If we could determine who has the disease and who doesn’t, then those with COVID could stay home and the rest of us — especially those at lower risk — could go about our lives. Unfortunately, we haven’t had a quick and easy way to test for the presence of the disease. Until now.

A good screening test should be cheap, quick, easy to administer, sensitive and broadly available. Last month, the FDA cleared a new rapid coronavirus test from Abbott Laboratories for use. It meets the first four criteria. Each test costs $5. It takes only 15 minutes to get results. It’s far more user-friendly. (You don’t have to stick the swab up your nose like earlier tests.) And it has a 97.1 percent sensitivity rate — much better than the “temperature check” screening methods that fail to capture the 54 percent of patients with no fever.

As for the fifth criterion, well, we’re making progress. Last week, President Donald Trump announced that the federal government had purchased 150 million of the rapid test kits, for distribution to states, tribes and other jurisdictions.

It’s a good start. To really capitalize on rapid tests, the president should take two more steps:

First, empower patients to conduct at-home tests. The tests require you to go to a medical professional for the test. Why? Especially when this test is so simple to perform. Earlier this summer, when Marie got a not-so-rapid COVID-19 test, she drove to a CVS and did her own test in the car — while someone watched through a window.

We can get and take home DNA tests — even fertility tests and food sensitivity tests, which involve drawing your own blood — all without in-person supervision of medical professionals. This should be no different.

The administration should modify the FDA’s emergency use authorization to allow home testing. At a minimum, the president should call for “telehealth” supervision of the testing.

Second, clarify who should take what test, when and why. After nine painful months of experience, we know that not everyone faces the same degree of risk of dying or complications from COVID-19. The elderly (people over 65 account for eight of every 10 U.S. virus-related deaths) and those with comorbidities are at highest risk. The risk for children is quite small.

The administration should rally every public health agency to publicize these facts and their implications for testing and other mitigation needs. This matters because, as the nation moves to deploy rapid tests as screening tools, it’s important that they go where they can do the most good.

Not every test is necessary for everyone in every situation. Screening tests serve a different public health purpose than diagnostic tests, which are meant to identify a specific pathogen in a sick individual. To date, due to limits in technology, we’ve essentially been using diagnostic tests as screening tests for screening purposes — a very inefficient use of these tests. But these new rapid tests are suited perfectly for a large variety of situations and scenarios.

A former CDC director, Dr. Brenda Fitzgerald, recently suggested that CDC clarify this way:
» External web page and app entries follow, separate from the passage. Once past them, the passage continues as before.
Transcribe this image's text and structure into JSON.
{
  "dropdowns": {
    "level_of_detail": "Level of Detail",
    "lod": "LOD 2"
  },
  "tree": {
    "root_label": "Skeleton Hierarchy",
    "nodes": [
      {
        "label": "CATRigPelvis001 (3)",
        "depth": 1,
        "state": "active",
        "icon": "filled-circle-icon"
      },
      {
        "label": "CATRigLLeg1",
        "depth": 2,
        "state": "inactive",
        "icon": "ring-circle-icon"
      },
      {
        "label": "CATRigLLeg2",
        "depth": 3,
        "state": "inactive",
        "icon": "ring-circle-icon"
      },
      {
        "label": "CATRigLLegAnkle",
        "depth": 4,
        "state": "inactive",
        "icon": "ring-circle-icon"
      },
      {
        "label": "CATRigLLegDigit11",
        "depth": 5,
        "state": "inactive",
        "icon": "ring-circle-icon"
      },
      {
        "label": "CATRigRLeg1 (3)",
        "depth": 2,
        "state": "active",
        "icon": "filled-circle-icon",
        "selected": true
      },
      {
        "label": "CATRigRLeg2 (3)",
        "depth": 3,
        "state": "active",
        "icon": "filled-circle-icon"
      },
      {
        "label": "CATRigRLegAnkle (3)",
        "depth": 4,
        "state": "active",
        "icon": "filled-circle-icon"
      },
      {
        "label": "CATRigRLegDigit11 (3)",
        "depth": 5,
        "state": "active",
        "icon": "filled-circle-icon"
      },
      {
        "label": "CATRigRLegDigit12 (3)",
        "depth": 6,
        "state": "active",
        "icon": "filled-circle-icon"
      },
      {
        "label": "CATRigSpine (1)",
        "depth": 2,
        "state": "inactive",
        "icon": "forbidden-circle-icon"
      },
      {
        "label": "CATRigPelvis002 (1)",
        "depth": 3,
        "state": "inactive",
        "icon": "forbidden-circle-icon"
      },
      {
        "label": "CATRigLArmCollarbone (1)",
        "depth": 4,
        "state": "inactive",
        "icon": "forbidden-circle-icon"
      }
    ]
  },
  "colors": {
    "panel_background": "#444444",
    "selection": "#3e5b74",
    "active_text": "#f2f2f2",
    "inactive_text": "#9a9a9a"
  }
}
“Americans in long-term care or nursing homes must get regular, frequent testing.

“Those in a high-risk health category (diabetics or over 65, for example) should take extra precautions even in low-contact situations; namely, wear a mask or face shield and carefully social distance.

“For routine situations of possible contact (at grocery stores, for example) Americans don’t need a screening test if they feel well, but they should wear a mask or face covering, and wash hands or use hand sanitizer.

“Before a high-contact situation (e.g., on an airplane or in a theater), Americans should get a rapid screening test first to increase safety and reduce fear.”

Americans need this kind of clarity from our public health officials, so they can better assess their risks and their testing needs.

Clarity can dispel much of the uncertainty that has hindered the nation’s response to the pandemic. Trump said that the government purchased the rapid tests to “support efforts to reopen … economies and schools immediately and [as] fast as they can.” If he takes the two additional steps outlined above, he can help millions of Americans conquer the unfounded fear that is keeping them trapped in their pandemic bunkers.